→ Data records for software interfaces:
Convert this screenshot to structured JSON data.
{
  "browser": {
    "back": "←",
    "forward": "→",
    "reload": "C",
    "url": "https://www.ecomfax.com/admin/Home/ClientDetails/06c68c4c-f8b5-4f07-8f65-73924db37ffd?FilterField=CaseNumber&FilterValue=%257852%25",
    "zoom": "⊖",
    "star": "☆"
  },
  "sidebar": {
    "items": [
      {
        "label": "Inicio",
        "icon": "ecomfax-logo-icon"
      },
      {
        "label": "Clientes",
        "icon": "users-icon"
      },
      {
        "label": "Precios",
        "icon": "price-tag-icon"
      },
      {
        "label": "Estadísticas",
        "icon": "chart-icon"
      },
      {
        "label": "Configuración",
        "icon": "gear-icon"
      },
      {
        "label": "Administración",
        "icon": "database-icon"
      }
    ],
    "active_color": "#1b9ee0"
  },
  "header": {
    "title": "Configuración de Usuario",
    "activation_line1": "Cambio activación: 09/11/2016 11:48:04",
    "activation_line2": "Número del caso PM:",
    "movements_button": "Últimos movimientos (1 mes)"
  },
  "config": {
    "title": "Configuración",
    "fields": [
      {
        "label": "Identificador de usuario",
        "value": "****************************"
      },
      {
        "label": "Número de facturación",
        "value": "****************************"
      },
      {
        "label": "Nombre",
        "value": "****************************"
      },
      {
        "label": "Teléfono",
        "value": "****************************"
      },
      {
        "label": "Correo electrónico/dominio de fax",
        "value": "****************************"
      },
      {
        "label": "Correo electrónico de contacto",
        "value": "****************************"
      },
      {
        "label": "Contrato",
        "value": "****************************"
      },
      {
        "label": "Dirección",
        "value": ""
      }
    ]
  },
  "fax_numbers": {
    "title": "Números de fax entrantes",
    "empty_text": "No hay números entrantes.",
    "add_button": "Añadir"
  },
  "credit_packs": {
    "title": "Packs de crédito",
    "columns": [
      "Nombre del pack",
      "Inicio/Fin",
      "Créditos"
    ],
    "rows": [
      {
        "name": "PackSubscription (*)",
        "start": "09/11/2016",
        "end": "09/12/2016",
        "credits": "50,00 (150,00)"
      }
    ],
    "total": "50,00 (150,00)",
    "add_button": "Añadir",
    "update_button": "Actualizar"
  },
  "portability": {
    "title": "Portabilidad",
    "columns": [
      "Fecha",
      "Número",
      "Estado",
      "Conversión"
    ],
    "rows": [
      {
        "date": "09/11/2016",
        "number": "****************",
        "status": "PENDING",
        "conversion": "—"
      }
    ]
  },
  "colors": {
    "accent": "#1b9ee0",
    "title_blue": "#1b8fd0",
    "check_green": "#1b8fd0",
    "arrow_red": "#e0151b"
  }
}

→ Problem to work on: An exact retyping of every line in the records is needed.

→ Completed task:
Convert this screenshot to structured JSON data.
{
  "browser": {
    "back": "←",
    "forward": "→",
    "reload": "C",
    "url": "https://www.ecomfax.com/admin/Home/ClientDetails/06c68c4c-f8b5-4f07-8f65-73924db37ffd?FilterField=CaseNumber&FilterValue=%257852%25",
    "zoom": "⊖",
    "star": "☆"
  },
  "sidebar": {
    "items": [
      {
        "label": "Inicio",
        "icon": "ecomfax-logo-icon"
      },
      {
        "label": "Clientes",
        "icon": "users-icon"
      },
      {
        "label": "Precios",
        "icon": "price-tag-icon"
      },
      {
        "label": "Estadísticas",
        "icon": "chart-icon"
      },
      {
        "label": "Configuración",
        "icon": "gear-icon"
      },
      {
        "label": "Administración",
        "icon": "database-icon"
      }
    ],
    "active_color": "#1b9ee0"
  },
  "header": {
    "title": "Configuración de Usuario",
    "activation_line1": "Cambio activación: 09/11/2016 11:48:04",
    "activation_line2": "Número del caso PM:",
    "movements_button": "Últimos movimientos (1 mes)"
  },
  "config": {
    "title": "Configuración",
    "fields": [
      {
        "label": "Identificador de usuario",
        "value": "****************************"
      },
      {
        "label": "Número de facturación",
        "value": "****************************"
      },
      {
        "label": "Nombre",
        "value": "****************************"
      },
      {
        "label": "Teléfono",
        "value": "****************************"
      },
      {
        "label": "Correo electrónico/dominio de fax",
        "value": "****************************"
      },
      {
        "label": "Correo electrónico de contacto",
        "value": "****************************"
      },
      {
        "label": "Contrato",
        "value": "****************************"
      },
      {
        "label": "Dirección",
        "value": ""
      }
    ]
  },
  "fax_numbers": {
    "title": "Números de fax entrantes",
    "empty_text": "No hay números entrantes.",
    "add_button": "Añadir"
  },
  "credit_packs": {
    "title": "Packs de crédito",
    "columns": [
      "Nombre del pack",
      "Inicio/Fin",
      "Créditos"
    ],
    "rows": [
      {
        "name": "PackSubscription (*)",
        "start": "09/11/2016",
        "end": "09/12/2016",
        "credits": "50,00 (150,00)"
      }
    ],
    "total": "50,00 (150,00)",
    "add_button": "Añadir",
    "update_button": "Actualizar"
  },
  "portability": {
    "title": "Portabilidad",
    "columns": [
      "Fecha",
      "Número",
      "Estado",
      "Conversión"
    ],
    "rows": [
      {
        "date": "09/11/2016",
        "number": "****************",
        "status": "PENDING",
        "conversion": "—"
      }
    ]
  },
  "colors": {
    "accent": "#1b9ee0",
    "title_blue": "#1b8fd0",
    "check_green": "#1b8fd0",
    "arrow_red": "#e0151b"
  }
}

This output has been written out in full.